It is also a political calculation. Legislative leaders don’t want to give Crist another easy victory with a veto, as they did with an teacher merit pay bill and a campaign finance overhaul earlier this session, which Crist also vetoed.
Crist, who is trailing Marco Rubio in a Republican primary for U.S. Senate and weighing a run as an independent, received a recent jolt on the campaign trail after vetoing the education overhaul bill.
Last year, the governor rejected a similar deregulation measure aimed at major insurance companies like State Farm.
Crist on Wednesday defended his veto threat and said he was “very happy” it forced lawmakers to withdraw the legislation.
“We do need to try to protect the consumers of the state,” he said, emphasizing that, to him, that means “not allowing those rates to be increased on their backs at this time in this economy.”
With a week and a half remaining in the Florida Legislature’s session, it is still possible a compromise could emerge. But it would need Crist’s consent to go forward.
Another insurance measure is pending in the Senate. Containing a hodgepodge of proposals, the bill (SB 2044) could lead to higher insurance rates, fewer hurricane-mitigation discounts and more red tape to get full replacement costs for damaged property.
Other pieces of insurance legislation still on the table include a three-year limit on hurricane insurance claims, a streamlined sinkhole litigation process, and a provision to let regulators better supervise payments that struggling insurers make to the managing general agencies that oversee them.

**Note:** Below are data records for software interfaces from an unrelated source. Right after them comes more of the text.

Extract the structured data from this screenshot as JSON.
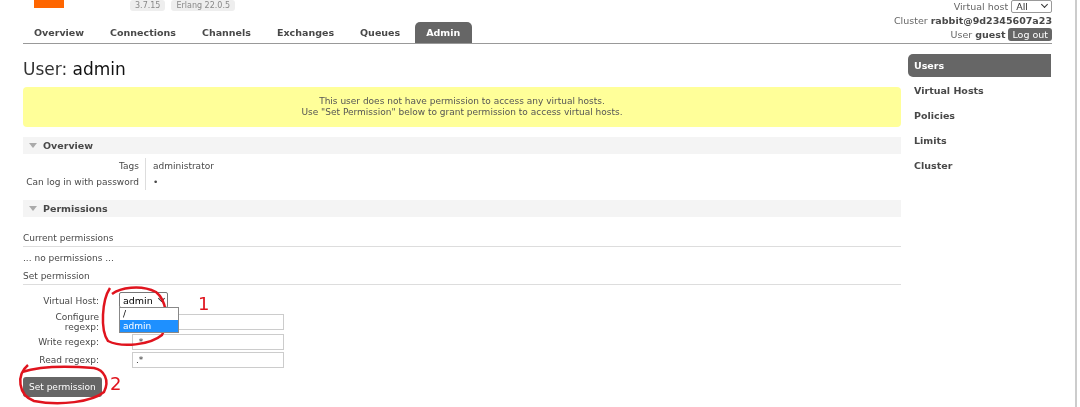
{
  "header": {
    "version": "3.7.15",
    "erlang": "Erlang 22.0.5",
    "vhost_label": "Virtual host",
    "vhost_value": "All",
    "cluster_label": "Cluster",
    "cluster_name": "rabbit@9d2345607a23",
    "user_label": "User",
    "user_name": "guest",
    "logout": "Log out"
  },
  "tabs": [
    {
      "label": "Overview",
      "selected": false
    },
    {
      "label": "Connections",
      "selected": false
    },
    {
      "label": "Channels",
      "selected": false
    },
    {
      "label": "Exchanges",
      "selected": false
    },
    {
      "label": "Queues",
      "selected": false
    },
    {
      "label": "Admin",
      "selected": true
    }
  ],
  "title": {
    "prefix": "User:",
    "name": "admin"
  },
  "warning": [
    "This user does not have permission to access any virtual hosts.",
    "Use \"Set Permission\" below to grant permission to access virtual hosts."
  ],
  "overview": {
    "heading": "Overview",
    "rows": [
      {
        "label": "Tags",
        "value": "administrator"
      },
      {
        "label": "Can log in with password",
        "value": "•"
      }
    ]
  },
  "permissions": {
    "heading": "Permissions",
    "current_heading": "Current permissions",
    "empty": "... no permissions ...",
    "set_heading": "Set permission",
    "virtual_host": {
      "label": "Virtual Host:",
      "value": "admin",
      "options": [
        {
          "label": "/",
          "selected": false
        },
        {
          "label": "admin",
          "selected": true
        }
      ]
    },
    "fields": [
      {
        "label": "Configure regexp:"
      },
      {
        "label": "Write regexp:",
        "value": ".*"
      },
      {
        "label": "Read regexp:",
        "value": ".*"
      }
    ],
    "button": "Set permission"
  },
  "sidebar": {
    "items": [
      {
        "label": "Users",
        "selected": true
      },
      {
        "label": "Virtual Hosts",
        "selected": false
      },
      {
        "label": "Policies",
        "selected": false
      },
      {
        "label": "Limits",
        "selected": false
      },
      {
        "label": "Cluster",
        "selected": false
      }
    ]
  },
  "annotations": [
    "1",
    "2"
  ]
}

But that legislation is less controversial than the deregulation bill, which would let insurance companies raise rates up to 10 percent as a statewide average, with hikes capped at 20 percent. The Florida Office of Insurance Regulation under McCarty currently has the authority to reject rate requests that are deemed excessive.